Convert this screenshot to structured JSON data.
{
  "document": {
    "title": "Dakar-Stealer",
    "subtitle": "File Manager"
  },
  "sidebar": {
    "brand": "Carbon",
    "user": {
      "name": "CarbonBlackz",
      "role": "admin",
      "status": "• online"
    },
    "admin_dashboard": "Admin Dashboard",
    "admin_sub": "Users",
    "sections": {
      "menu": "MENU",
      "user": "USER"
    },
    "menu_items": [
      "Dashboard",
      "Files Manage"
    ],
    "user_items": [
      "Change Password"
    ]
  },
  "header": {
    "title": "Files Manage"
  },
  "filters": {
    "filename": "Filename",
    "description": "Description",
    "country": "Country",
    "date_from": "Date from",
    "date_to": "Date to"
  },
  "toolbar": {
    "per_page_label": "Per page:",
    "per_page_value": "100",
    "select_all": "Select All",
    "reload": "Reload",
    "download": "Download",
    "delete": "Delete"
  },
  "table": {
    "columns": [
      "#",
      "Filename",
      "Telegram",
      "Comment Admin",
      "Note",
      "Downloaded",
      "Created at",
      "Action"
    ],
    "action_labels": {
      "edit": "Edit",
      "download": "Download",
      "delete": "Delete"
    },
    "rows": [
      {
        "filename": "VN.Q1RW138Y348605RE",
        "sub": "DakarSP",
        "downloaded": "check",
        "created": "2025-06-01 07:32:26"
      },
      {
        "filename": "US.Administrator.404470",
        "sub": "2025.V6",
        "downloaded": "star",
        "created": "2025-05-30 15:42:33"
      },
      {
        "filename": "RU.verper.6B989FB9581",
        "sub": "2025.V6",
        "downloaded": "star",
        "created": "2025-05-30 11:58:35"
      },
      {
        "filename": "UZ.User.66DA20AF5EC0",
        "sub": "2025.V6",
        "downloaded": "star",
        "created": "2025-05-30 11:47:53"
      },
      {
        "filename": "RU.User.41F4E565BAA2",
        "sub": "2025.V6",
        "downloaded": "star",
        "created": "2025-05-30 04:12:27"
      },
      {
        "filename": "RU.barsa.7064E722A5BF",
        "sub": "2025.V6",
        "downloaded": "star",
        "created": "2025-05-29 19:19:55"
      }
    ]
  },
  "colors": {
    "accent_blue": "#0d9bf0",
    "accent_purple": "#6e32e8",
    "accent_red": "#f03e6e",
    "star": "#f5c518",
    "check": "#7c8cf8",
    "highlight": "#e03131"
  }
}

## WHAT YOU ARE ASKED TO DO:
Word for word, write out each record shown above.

## OUTPUT OF THE TASK:
Convert this screenshot to structured JSON data.
{
  "document": {
    "title": "Dakar-Stealer",
    "subtitle": "File Manager"
  },
  "sidebar": {
    "brand": "Carbon",
    "user": {
      "name": "CarbonBlackz",
      "role": "admin",
      "status": "• online"
    },
    "admin_dashboard": "Admin Dashboard",
    "admin_sub": "Users",
    "sections": {
      "menu": "MENU",
      "user": "USER"
    },
    "menu_items": [
      "Dashboard",
      "Files Manage"
    ],
    "user_items": [
      "Change Password"
    ]
  },
  "header": {
    "title": "Files Manage"
  },
  "filters": {
    "filename": "Filename",
    "description": "Description",
    "country": "Country",
    "date_from": "Date from",
    "date_to": "Date to"
  },
  "toolbar": {
    "per_page_label": "Per page:",
    "per_page_value": "100",
    "select_all": "Select All",
    "reload": "Reload",
    "download": "Download",
    "delete": "Delete"
  },
  "table": {
    "columns": [
      "#",
      "Filename",
      "Telegram",
      "Comment Admin",
      "Note",
      "Downloaded",
      "Created at",
      "Action"
    ],
    "action_labels": {
      "edit": "Edit",
      "download": "Download",
      "delete": "Delete"
    },
    "rows": [
      {
        "filename": "VN.Q1RW138Y348605RE",
        "sub": "DakarSP",
        "downloaded": "check",
        "created": "2025-06-01 07:32:26"
      },
      {
        "filename": "US.Administrator.404470",
        "sub": "2025.V6",
        "downloaded": "star",
        "created": "2025-05-30 15:42:33"
      },
      {
        "filename": "RU.verper.6B989FB9581",
        "sub": "2025.V6",
        "downloaded": "star",
        "created": "2025-05-30 11:58:35"
      },
      {
        "filename": "UZ.User.66DA20AF5EC0",
        "sub": "2025.V6",
        "downloaded": "star",
        "created": "2025-05-30 11:47:53"
      },
      {
        "filename": "RU.User.41F4E565BAA2",
        "sub": "2025.V6",
        "downloaded": "star",
        "created": "2025-05-30 04:12:27"
      },
      {
        "filename": "RU.barsa.7064E722A5BF",
        "sub": "2025.V6",
        "downloaded": "star",
        "created": "2025-05-29 19:19:55"
      }
    ]
  },
  "colors": {
    "accent_blue": "#0d9bf0",
    "accent_purple": "#6e32e8",
    "accent_red": "#f03e6e",
    "star": "#f5c518",
    "check": "#7c8cf8",
    "highlight": "#e03131"
  }
}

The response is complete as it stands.